## DATA EXCERPTS

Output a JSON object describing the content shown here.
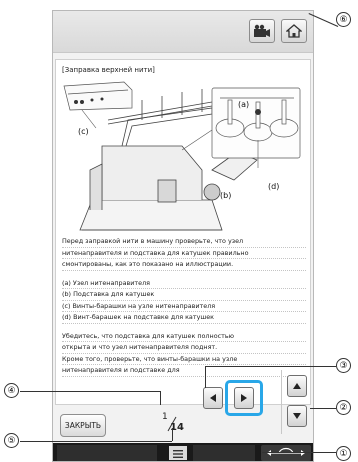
{
  "buttons": {
    "close_label": "ЗАКРЫТЬ"
  },
  "document": {
    "title": "[Заправка верхней нити]",
    "callouts": [
      "(a)",
      "(b)",
      "(c)",
      "(d)"
    ],
    "paragraph1": [
      "Перед заправкой нити в машину проверьте, что узел",
      "нитенаправителя и подставка для катушек правильно",
      "смонтированы, как это показано на иллюстрации."
    ],
    "legend": [
      "(a) Узел нитенаправителя",
      "(b) Подставка для катушек",
      "(c) Винты-барашки на узле нитенаправителя",
      "(d) Винт-барашек на подставке для катушек"
    ],
    "paragraph2": [
      "Убедитесь, что подставка для катушек полностью",
      "открыта и что узел нитенаправителя поднят.",
      "Кроме того, проверьте, что винты-барашки на узле",
      "нитенаправителя и подставке для"
    ]
  },
  "pagination": {
    "current": "1",
    "total": "14"
  },
  "annotations": {
    "n1": "①",
    "n2": "②",
    "n3": "③",
    "n4": "④",
    "n5": "⑤",
    "n6": "⑥"
  },
  "icons": {
    "video": "video-icon",
    "home": "home-icon",
    "page_left": "arrow-left-icon",
    "page_right": "arrow-right-icon",
    "scroll_up": "arrow-up-icon",
    "scroll_down": "arrow-down-icon"
  },
  "colors": {
    "highlight": "#29a7e8"
  }
}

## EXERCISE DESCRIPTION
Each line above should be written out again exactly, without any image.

## RESPONSE TO THE EXERCISE
Output a JSON object describing the content shown here.
{
  "buttons": {
    "close_label": "ЗАКРЫТЬ"
  },
  "document": {
    "title": "[Заправка верхней нити]",
    "callouts": [
      "(a)",
      "(b)",
      "(c)",
      "(d)"
    ],
    "paragraph1": [
      "Перед заправкой нити в машину проверьте, что узел",
      "нитенаправителя и подставка для катушек правильно",
      "смонтированы, как это показано на иллюстрации."
    ],
    "legend": [
      "(a) Узел нитенаправителя",
      "(b) Подставка для катушек",
      "(c) Винты-барашки на узле нитенаправителя",
      "(d) Винт-барашек на подставке для катушек"
    ],
    "paragraph2": [
      "Убедитесь, что подставка для катушек полностью",
      "открыта и что узел нитенаправителя поднят.",
      "Кроме того, проверьте, что винты-барашки на узле",
      "нитенаправителя и подставке для"
    ]
  },
  "pagination": {
    "current": "1",
    "total": "14"
  },
  "annotations": {
    "n1": "①",
    "n2": "②",
    "n3": "③",
    "n4": "④",
    "n5": "⑤",
    "n6": "⑥"
  },
  "icons": {
    "video": "video-icon",
    "home": "home-icon",
    "page_left": "arrow-left-icon",
    "page_right": "arrow-right-icon",
    "scroll_up": "arrow-up-icon",
    "scroll_down": "arrow-down-icon"
  },
  "colors": {
    "highlight": "#29a7e8"
  }
}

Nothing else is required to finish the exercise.